Mythic trickster narrative: Overcoming monologues of dominance
In response to a recent post in which I favorably argued that tricksters, the leud quasi-divine taboo breakers, are agents of social change, using wit rather than power to overcome and ameliorate the gravest social faults of society, Matt Martin noted that my account of trickster mythology was mis-representative of its treasured wisdom, apparently a concern deconstruction-like thinkers such as myself do not register. On the contrary, I take the accusation that I disregard trickster wisdom quite seriously. Martin’s particular annoyance is the way in which I cast a glowing light on the irreverent and idiotic horseplay of tricksters, noting that crafty subterfuge can have a “devastating impact” on society, thus highlighting the importance of moral rules and social boundaries to ensure a harmoniously functioning community. By valorizing the malicious and narcissistic behavior of mythic tricksters, in effect I endorse immoral solipsism and the inevitable disaster it brings about. While this may be an accurate though crude over-generalization of my position, an account that requires much more development on my part to be sure, I would like to briefly address the problem at hand concerning whether Native American trickster mythology in fact encourages boundary crossing in practice and to what extent.
According to Gerald Vizenor and a key point Martin alluded to, “The trickster arises in imagination and the trickster lives nowhere else but in imagination” (Gerald Vizenor, “Trickster Discourse: Comic and Tragic Themes in Native American Literature” in Lindquist and Zanger, eds., Buried Roots and Indestructible Seeds, p. 68). Tricksters belong in tribal stories, for instance in North American Indian literature, because they serve an important teaching role in the communities they are shared within. The lessons and wisdom to be learned indirectly from trickster discourse, commonly by negative examples of Trickster discovering the hard way, are used to train and motivate others how they ought to act and caution against certain actions (William G. Doty, “Native American Tricksters: Literary Figures of Community Transformers” in Reesman, ed., Trickster Lives, p. 11).

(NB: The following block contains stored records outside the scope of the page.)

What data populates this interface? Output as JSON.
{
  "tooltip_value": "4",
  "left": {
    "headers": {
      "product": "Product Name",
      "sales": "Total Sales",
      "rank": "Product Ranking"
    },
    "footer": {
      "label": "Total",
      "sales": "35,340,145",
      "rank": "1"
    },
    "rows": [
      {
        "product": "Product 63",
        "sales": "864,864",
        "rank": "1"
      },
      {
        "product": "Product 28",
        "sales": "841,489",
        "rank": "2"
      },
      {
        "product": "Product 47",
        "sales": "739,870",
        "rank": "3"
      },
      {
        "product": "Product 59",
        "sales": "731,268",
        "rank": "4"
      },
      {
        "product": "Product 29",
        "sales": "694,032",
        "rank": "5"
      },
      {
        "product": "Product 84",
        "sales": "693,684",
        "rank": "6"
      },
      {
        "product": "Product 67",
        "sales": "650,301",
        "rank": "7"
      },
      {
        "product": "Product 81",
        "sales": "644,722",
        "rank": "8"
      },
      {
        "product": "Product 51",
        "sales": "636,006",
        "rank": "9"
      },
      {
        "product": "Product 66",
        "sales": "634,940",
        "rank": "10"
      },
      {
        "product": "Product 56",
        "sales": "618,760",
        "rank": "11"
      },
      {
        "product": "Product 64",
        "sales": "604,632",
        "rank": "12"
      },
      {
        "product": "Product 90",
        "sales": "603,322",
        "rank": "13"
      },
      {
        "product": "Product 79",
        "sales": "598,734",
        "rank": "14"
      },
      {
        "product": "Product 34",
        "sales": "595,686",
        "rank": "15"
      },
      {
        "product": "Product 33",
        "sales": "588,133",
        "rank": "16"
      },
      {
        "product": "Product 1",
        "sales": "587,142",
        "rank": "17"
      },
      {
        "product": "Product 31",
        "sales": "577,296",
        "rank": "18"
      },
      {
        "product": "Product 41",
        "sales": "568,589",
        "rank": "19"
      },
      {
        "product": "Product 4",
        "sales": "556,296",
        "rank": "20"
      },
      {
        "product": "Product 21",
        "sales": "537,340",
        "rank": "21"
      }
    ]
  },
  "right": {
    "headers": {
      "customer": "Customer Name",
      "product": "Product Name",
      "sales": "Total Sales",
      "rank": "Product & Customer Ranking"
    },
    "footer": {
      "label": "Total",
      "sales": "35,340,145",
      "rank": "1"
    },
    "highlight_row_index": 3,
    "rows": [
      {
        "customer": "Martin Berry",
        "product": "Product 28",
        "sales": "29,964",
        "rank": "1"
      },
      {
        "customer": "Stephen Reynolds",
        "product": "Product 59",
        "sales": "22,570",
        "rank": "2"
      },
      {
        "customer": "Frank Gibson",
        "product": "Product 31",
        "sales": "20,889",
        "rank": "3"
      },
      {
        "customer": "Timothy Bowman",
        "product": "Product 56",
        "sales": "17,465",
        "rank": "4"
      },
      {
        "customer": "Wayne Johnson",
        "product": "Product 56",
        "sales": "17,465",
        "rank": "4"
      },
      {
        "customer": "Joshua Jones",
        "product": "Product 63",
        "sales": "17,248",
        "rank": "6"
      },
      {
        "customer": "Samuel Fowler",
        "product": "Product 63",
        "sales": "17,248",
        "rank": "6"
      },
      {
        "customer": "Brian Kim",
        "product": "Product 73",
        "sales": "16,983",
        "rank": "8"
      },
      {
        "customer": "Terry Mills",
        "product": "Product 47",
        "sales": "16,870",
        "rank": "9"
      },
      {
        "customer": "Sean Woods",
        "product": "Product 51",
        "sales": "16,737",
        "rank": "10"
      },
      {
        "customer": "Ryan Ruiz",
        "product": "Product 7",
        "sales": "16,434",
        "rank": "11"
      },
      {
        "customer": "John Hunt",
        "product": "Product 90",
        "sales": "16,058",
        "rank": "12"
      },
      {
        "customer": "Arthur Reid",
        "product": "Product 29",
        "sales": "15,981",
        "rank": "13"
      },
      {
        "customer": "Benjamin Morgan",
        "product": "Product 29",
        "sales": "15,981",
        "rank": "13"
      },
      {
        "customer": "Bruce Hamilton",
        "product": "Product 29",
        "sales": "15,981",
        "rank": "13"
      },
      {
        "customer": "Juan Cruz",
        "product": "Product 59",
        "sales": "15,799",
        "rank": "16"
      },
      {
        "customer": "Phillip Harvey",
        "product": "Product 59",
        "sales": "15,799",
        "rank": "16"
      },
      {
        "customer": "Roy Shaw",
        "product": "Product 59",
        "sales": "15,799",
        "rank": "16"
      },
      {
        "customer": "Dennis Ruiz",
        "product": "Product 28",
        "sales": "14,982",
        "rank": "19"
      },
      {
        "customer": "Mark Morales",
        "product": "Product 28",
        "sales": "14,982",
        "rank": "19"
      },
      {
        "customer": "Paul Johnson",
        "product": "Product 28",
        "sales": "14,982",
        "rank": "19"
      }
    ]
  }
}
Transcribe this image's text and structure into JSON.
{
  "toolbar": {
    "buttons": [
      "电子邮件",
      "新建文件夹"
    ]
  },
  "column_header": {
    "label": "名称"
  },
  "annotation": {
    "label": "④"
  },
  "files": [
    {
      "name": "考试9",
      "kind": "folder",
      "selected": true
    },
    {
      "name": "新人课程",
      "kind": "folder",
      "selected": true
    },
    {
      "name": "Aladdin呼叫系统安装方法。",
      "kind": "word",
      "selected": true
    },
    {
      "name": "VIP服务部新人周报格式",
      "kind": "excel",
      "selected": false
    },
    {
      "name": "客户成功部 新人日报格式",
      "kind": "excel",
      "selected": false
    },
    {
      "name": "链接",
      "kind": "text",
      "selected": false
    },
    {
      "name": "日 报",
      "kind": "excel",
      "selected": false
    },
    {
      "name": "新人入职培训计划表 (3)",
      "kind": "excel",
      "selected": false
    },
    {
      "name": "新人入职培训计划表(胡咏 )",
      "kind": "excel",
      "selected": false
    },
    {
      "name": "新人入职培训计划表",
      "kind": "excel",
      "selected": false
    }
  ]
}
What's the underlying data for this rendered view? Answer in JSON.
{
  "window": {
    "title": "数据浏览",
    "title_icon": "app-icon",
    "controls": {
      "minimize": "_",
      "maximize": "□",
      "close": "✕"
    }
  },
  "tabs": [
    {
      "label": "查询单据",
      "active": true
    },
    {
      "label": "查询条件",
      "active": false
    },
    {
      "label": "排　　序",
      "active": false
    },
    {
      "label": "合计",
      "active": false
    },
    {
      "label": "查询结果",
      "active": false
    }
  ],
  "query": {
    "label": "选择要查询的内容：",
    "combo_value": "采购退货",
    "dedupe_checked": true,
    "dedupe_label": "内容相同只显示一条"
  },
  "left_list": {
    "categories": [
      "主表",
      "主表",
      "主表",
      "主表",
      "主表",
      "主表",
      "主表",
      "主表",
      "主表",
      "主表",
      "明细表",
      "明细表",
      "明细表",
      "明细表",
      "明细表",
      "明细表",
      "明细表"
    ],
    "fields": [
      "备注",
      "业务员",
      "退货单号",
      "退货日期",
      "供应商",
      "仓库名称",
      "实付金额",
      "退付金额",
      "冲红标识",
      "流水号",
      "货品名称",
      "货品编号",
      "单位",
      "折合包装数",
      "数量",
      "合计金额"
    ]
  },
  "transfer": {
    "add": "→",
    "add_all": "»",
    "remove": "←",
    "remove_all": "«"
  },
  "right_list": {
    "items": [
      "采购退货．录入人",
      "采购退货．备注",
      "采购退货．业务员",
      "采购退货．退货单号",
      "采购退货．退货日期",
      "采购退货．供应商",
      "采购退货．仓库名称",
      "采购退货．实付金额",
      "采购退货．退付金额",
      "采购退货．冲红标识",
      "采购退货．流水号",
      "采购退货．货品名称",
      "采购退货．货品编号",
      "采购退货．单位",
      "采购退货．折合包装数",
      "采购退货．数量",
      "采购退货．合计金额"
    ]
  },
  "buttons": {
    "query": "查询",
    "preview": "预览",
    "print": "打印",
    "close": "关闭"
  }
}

While tricksters certainly are social critics and rebel rousers, more often than not they function as models for society who reaffirm order and rules through instructive entertainment. Therefore, these stories are remembered and liturgically passed down from each generation for the purpose of forming the ethical imaginations of individuals, thus leading listeners to embody the kind of character the community has deemed honorable to inhabit. Mythic narratives also contain the added bonus of allowing us to experiment in our imaginations with the probable effects of acting on one set of convictions over another; testing to see whether we can turn things around for the better rather than make things worse. “In this respect, narratives offer us a relatively safe way to explore our ‘options’ without our first having to experiment with our own lives” (Michael Goldberg, Theology and Narrative, p. 234).
If it was not for these hermeneutically creative tales that offer different ways of imagining and transforming our circumstances we would be sublimated to the flat and stifling “monologues of dominance” (Vizenor, “Trickster Discourse”, p. 67). Literature therefore transgresses the presumed bounds that reason and speculation should remain in autonomous fields. In this way literature avoids a lot of the hang-ups of the Enlightenment insofar as imagination integrates the reflection and contemplation of reality (primary) with the bending and modification of it (secondary). So while human representations of literary tricksters may diminish tricksterdom in its textual purity, betraying the very essence of the trickster, the urgency required of social agents to reform historical consciousness reveals that there is no innocence in indecision either. Their hands are dirty either way. At the very least, convention disturbing bunglers play the part of Trickster when they preach disarmingly imaginative stories that trick their hearers and readers into thinking that which is unfamiliar or uncommon and into becoming tricksters of transformation themselves.